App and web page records
-*-*-
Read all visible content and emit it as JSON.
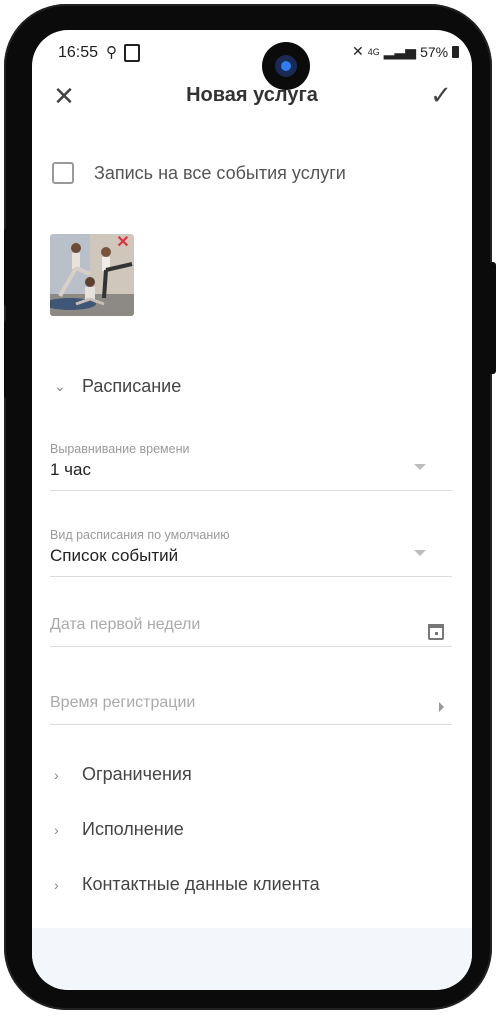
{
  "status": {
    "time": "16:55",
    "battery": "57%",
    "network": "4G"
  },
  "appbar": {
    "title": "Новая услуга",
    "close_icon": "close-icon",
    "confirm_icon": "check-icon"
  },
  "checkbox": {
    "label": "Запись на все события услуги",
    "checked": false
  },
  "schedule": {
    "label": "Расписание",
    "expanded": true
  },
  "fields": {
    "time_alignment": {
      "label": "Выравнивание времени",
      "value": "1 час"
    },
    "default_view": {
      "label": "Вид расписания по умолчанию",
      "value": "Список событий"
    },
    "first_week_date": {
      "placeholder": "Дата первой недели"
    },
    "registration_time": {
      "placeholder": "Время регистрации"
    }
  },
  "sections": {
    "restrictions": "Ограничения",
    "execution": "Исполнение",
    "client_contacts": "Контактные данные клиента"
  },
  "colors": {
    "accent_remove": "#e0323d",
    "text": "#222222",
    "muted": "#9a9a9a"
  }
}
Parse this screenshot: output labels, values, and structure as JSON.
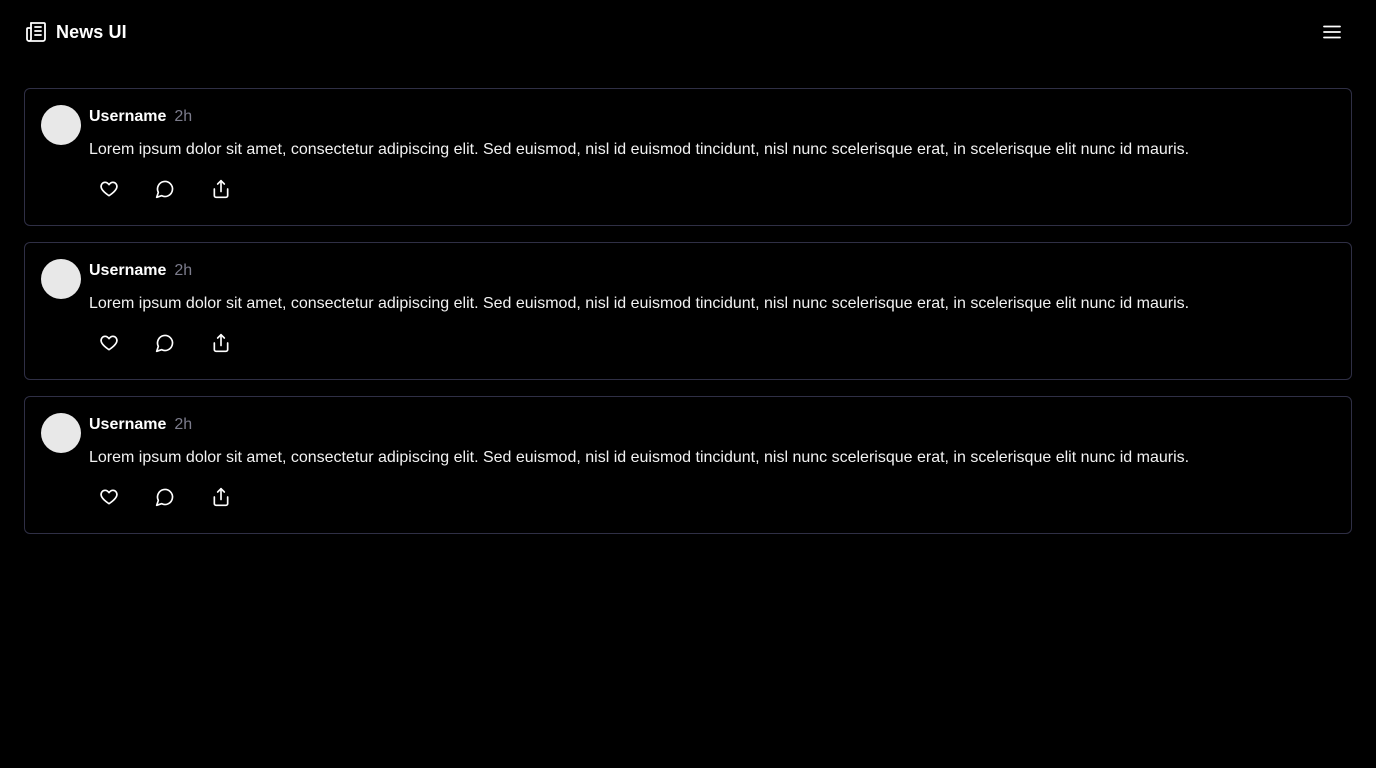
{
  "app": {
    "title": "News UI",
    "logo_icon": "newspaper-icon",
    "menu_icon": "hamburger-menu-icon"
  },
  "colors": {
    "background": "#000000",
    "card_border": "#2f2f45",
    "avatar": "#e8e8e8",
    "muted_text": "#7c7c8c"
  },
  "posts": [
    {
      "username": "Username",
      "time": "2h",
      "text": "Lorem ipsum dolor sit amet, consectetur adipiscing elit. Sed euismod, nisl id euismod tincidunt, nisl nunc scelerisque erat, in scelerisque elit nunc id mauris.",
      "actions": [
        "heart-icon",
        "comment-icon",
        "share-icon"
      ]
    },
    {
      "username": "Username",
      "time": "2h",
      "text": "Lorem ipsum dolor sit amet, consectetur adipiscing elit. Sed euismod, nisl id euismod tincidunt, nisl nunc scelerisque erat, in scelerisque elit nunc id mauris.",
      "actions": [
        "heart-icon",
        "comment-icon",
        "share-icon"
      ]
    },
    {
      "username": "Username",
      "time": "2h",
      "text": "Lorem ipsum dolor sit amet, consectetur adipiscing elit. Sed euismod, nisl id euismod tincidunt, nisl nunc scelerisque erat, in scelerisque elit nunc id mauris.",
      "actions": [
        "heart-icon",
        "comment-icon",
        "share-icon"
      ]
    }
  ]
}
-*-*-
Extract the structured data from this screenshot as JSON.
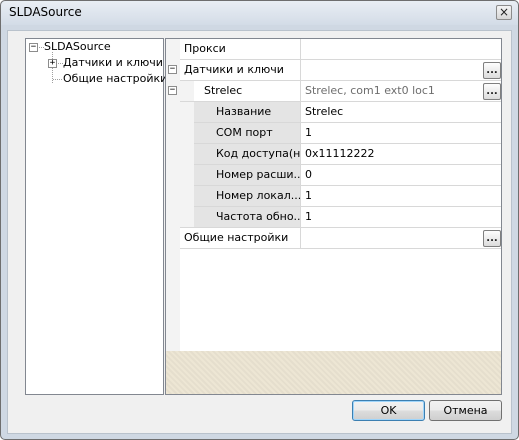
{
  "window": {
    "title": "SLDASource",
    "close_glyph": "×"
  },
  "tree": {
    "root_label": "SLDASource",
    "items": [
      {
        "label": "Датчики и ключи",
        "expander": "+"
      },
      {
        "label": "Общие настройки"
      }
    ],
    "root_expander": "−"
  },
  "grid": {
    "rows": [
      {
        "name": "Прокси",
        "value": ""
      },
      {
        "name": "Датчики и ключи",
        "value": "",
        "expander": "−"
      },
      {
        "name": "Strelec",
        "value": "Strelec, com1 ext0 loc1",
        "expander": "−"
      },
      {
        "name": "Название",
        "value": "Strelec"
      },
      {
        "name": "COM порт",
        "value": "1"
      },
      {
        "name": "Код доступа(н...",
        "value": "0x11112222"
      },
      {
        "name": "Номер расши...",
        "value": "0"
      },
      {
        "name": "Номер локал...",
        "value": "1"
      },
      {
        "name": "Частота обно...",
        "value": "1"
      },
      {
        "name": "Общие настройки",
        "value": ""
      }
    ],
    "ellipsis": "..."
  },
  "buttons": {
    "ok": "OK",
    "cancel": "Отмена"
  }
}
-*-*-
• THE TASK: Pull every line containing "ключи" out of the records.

• WRITTEN RESPONSE:
        "label": "Датчики и ключи",
        "name": "Датчики и ключи",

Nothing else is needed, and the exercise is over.